Building on theories of person-environment fit and on the pattern approach, we hypothesized that emergent leaders in multicultural teams score higher than non-leaders in terms of the three global characteristics, of cultural intelligence, global identity and openness to cultural diversity. We tested this hypothesis on a sample of 317 MBA students who worked on a four-week joint project in virtual multicultural teams. Employing logistic regression analysis, the results revealed that individuals who scored high on the above three global characteristics were significantly more likely to emerge as leaders than were other team members.
This study takes a global focus rather than a cross-cultural focus as it examines the global characteristics of emergent leaders on multicultural teams. These characteristics – cultural intelligence, global identity and openness to diversity – enable the global leader to better navigate the team in the global context. These qualities, as they are reflected in the way this person interacts with others on the multicultural team, influence team members to elect this person as their leader. Consistent with the person-environment fit approach, we demonstrate that the likelihood of emerging as a leader is significantly higher for team members with global characteristics that fit the global context.
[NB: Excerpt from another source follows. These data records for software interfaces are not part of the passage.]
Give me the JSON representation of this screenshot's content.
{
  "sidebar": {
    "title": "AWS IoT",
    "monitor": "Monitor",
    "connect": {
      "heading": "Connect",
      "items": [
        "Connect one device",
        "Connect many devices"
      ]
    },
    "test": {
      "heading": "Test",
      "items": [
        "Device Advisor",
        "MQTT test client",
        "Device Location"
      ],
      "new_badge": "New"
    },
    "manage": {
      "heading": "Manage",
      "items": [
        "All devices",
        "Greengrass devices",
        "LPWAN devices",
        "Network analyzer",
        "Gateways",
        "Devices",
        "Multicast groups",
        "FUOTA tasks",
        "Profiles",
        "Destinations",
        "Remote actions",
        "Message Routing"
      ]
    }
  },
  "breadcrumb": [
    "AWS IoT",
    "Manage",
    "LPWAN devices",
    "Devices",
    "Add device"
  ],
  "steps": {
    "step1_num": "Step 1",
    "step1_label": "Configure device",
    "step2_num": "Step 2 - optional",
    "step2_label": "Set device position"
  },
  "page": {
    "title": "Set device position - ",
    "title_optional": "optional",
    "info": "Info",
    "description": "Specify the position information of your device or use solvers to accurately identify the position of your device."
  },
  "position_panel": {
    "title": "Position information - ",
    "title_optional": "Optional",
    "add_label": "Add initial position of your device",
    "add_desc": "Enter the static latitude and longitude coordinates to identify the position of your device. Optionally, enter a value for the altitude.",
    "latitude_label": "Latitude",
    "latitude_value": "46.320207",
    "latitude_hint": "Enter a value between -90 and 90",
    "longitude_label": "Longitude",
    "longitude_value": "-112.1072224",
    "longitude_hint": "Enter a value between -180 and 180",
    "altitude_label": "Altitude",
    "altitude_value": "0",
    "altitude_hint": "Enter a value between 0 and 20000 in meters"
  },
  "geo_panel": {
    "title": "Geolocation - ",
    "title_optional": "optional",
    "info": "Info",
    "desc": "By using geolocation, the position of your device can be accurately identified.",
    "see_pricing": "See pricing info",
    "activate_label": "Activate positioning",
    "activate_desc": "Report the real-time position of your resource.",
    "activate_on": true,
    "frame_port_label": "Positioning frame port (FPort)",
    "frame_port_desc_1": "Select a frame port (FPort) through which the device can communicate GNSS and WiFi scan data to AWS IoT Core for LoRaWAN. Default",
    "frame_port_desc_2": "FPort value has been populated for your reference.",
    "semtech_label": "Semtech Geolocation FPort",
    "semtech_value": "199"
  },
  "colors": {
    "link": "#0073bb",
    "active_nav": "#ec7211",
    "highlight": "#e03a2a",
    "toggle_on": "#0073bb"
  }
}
Our study also highlights the strong predictive power of the pattern approach compared to the predictive power of independent traits. Finally, this study has practical applications when selecting and training global leaders and global members.